◆ TRY IT: Among the records that follow, how many lines contain the word "phoneList"? Give the number and no other words.

◆ GIVEN DATA:
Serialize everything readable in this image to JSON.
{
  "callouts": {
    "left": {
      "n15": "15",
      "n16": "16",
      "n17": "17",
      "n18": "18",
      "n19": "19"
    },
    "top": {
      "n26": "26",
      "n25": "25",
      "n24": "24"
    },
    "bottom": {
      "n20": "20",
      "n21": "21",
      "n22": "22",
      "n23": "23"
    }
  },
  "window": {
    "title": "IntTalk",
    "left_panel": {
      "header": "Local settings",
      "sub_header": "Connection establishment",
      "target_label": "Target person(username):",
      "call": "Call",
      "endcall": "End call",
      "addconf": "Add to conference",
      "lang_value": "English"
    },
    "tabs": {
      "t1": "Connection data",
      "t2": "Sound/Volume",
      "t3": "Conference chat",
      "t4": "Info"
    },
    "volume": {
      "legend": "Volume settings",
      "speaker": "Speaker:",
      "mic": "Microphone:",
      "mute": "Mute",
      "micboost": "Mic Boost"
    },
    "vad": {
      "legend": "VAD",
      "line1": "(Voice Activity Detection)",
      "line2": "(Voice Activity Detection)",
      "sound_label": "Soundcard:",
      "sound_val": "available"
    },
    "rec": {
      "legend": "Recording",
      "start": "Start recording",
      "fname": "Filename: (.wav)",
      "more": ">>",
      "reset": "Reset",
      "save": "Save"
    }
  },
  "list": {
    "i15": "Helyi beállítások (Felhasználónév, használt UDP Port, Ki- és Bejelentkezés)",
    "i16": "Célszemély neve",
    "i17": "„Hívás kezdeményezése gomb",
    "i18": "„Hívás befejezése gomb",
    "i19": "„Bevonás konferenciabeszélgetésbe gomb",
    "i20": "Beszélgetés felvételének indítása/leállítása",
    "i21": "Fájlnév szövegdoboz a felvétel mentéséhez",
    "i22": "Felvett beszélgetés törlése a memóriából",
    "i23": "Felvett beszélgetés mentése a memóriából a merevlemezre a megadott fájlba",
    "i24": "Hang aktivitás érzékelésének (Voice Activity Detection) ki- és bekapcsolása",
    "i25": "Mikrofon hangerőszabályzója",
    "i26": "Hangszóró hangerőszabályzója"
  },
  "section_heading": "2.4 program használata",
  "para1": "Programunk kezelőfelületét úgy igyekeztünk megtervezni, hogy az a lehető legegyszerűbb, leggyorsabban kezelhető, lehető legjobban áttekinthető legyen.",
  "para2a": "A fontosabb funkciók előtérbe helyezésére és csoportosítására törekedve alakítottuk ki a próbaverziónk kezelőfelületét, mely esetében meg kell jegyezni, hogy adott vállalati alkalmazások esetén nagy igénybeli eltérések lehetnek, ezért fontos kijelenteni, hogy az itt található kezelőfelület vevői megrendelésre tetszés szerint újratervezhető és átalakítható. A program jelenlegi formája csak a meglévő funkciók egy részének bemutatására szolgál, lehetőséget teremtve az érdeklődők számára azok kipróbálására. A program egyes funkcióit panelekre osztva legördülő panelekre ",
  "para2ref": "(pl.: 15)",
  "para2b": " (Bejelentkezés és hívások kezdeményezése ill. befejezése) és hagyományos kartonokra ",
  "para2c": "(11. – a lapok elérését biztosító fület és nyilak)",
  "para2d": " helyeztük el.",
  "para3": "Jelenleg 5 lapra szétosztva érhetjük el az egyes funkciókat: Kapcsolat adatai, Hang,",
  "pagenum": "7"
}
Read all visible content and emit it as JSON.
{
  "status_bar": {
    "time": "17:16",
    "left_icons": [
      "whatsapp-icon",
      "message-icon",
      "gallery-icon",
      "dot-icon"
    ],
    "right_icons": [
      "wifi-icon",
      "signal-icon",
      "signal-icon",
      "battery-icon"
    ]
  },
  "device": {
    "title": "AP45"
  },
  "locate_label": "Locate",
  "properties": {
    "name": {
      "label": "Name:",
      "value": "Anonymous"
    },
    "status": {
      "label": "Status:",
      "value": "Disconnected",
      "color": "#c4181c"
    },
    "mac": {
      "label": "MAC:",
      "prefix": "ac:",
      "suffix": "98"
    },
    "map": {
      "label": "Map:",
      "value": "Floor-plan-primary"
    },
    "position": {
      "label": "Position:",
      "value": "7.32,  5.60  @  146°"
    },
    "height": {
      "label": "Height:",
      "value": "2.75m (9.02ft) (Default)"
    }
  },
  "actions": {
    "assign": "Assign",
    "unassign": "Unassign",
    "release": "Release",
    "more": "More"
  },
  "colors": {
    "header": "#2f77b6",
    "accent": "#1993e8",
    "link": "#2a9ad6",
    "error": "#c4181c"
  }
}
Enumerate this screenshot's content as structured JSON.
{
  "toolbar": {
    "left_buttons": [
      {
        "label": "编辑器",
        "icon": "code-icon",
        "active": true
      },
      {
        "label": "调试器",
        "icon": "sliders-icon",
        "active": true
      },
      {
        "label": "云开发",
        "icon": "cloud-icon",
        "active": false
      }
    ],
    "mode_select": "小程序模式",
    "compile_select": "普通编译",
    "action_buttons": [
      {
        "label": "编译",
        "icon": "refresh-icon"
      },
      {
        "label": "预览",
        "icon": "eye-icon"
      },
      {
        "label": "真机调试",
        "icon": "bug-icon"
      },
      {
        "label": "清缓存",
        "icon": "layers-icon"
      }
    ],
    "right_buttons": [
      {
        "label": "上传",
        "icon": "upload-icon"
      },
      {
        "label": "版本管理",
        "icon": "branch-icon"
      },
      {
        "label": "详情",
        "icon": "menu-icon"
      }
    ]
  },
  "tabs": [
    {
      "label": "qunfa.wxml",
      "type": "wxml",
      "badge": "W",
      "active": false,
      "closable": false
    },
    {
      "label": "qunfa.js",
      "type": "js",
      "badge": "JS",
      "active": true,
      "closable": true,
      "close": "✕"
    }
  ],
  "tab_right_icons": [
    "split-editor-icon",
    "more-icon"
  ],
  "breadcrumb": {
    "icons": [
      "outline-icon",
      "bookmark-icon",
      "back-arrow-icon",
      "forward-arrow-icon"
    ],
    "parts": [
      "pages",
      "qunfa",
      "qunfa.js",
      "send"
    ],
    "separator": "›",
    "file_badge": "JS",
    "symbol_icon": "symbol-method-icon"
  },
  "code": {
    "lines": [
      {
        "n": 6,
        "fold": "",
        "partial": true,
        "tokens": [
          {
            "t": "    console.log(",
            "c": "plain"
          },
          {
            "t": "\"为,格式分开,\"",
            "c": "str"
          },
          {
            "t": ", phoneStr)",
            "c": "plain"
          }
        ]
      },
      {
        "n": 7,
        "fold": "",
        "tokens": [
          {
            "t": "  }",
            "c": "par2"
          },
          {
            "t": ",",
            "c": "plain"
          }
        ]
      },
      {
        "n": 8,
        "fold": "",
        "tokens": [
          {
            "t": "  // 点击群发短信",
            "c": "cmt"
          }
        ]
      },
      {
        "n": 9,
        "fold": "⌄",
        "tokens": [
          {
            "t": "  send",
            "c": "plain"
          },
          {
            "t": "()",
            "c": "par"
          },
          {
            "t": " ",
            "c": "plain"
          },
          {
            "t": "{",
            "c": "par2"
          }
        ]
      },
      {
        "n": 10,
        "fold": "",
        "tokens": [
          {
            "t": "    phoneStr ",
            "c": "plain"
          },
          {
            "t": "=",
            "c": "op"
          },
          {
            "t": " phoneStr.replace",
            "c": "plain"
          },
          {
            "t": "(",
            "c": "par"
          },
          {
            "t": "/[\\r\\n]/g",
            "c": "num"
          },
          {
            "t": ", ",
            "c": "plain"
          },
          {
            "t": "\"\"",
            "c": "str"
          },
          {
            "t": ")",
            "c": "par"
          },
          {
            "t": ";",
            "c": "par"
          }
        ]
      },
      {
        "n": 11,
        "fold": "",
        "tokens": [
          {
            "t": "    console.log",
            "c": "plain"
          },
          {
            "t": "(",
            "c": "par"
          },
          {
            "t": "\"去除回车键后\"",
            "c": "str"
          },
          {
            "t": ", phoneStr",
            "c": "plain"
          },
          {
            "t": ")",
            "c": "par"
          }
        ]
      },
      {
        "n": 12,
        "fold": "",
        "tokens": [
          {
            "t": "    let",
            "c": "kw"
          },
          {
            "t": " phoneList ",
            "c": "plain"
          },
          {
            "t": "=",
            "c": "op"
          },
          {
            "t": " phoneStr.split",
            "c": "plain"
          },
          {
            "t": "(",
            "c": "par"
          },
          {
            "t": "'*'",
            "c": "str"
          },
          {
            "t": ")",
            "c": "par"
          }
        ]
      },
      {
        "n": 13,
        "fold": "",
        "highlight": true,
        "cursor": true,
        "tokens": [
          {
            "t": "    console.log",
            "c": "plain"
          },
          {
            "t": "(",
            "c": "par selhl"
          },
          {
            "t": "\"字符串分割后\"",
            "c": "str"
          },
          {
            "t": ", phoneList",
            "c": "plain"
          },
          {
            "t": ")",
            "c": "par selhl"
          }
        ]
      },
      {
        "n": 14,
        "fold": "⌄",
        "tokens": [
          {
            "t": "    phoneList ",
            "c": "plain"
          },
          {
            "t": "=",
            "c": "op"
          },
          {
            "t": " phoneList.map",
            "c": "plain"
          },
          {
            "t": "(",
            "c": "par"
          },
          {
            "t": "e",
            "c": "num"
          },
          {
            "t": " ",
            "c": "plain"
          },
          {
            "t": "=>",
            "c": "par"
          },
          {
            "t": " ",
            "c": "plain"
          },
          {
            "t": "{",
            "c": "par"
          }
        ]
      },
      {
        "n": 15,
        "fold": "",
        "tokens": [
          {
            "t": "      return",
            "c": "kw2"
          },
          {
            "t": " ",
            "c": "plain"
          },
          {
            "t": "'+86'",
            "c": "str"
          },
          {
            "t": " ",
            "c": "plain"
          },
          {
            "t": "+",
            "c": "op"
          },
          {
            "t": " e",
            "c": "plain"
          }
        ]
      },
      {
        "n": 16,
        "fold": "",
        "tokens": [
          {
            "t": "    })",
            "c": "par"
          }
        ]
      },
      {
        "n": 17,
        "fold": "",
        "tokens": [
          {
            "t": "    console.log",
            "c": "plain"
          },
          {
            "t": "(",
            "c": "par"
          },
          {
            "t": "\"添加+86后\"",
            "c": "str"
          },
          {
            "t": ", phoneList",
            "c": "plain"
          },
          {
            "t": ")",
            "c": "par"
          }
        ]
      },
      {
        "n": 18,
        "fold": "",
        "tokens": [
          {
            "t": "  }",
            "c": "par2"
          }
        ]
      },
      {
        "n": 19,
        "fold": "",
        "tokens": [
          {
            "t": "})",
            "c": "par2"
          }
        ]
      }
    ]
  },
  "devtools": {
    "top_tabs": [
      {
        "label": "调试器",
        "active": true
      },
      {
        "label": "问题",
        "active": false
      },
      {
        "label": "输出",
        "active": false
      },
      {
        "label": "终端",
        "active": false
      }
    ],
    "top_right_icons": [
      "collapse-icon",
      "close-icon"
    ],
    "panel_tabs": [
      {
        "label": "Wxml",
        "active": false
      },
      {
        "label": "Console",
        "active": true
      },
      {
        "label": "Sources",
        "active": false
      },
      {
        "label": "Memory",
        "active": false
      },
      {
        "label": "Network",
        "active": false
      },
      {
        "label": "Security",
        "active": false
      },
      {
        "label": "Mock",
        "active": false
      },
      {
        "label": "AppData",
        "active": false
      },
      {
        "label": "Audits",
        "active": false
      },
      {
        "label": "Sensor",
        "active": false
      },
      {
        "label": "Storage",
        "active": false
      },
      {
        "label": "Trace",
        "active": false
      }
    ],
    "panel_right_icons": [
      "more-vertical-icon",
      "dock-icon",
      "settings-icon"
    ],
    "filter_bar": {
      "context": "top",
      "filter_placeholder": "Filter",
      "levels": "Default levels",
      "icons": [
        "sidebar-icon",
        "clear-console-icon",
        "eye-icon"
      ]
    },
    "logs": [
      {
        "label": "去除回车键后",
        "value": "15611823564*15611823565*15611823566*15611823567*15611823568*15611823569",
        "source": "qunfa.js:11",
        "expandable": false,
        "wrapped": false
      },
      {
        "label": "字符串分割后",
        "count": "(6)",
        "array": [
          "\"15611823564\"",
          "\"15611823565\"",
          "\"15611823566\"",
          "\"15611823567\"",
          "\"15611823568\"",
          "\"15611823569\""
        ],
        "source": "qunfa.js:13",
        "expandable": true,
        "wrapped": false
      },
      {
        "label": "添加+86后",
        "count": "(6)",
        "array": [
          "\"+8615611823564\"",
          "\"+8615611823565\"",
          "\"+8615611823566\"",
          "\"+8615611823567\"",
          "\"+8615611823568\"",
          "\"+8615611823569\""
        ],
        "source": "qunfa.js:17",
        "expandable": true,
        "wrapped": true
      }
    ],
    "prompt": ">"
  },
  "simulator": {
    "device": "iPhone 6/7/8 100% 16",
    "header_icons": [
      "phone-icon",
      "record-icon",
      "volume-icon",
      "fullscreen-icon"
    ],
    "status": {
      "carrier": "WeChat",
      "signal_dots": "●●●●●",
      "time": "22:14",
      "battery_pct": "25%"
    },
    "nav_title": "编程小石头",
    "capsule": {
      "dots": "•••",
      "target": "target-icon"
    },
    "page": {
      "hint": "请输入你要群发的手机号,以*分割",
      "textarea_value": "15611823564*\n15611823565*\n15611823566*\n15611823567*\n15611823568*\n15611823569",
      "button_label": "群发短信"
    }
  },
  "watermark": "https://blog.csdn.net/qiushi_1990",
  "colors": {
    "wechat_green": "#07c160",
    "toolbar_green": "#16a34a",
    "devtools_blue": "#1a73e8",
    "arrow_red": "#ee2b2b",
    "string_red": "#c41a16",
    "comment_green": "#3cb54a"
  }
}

◆ ANSWER SECTION: 5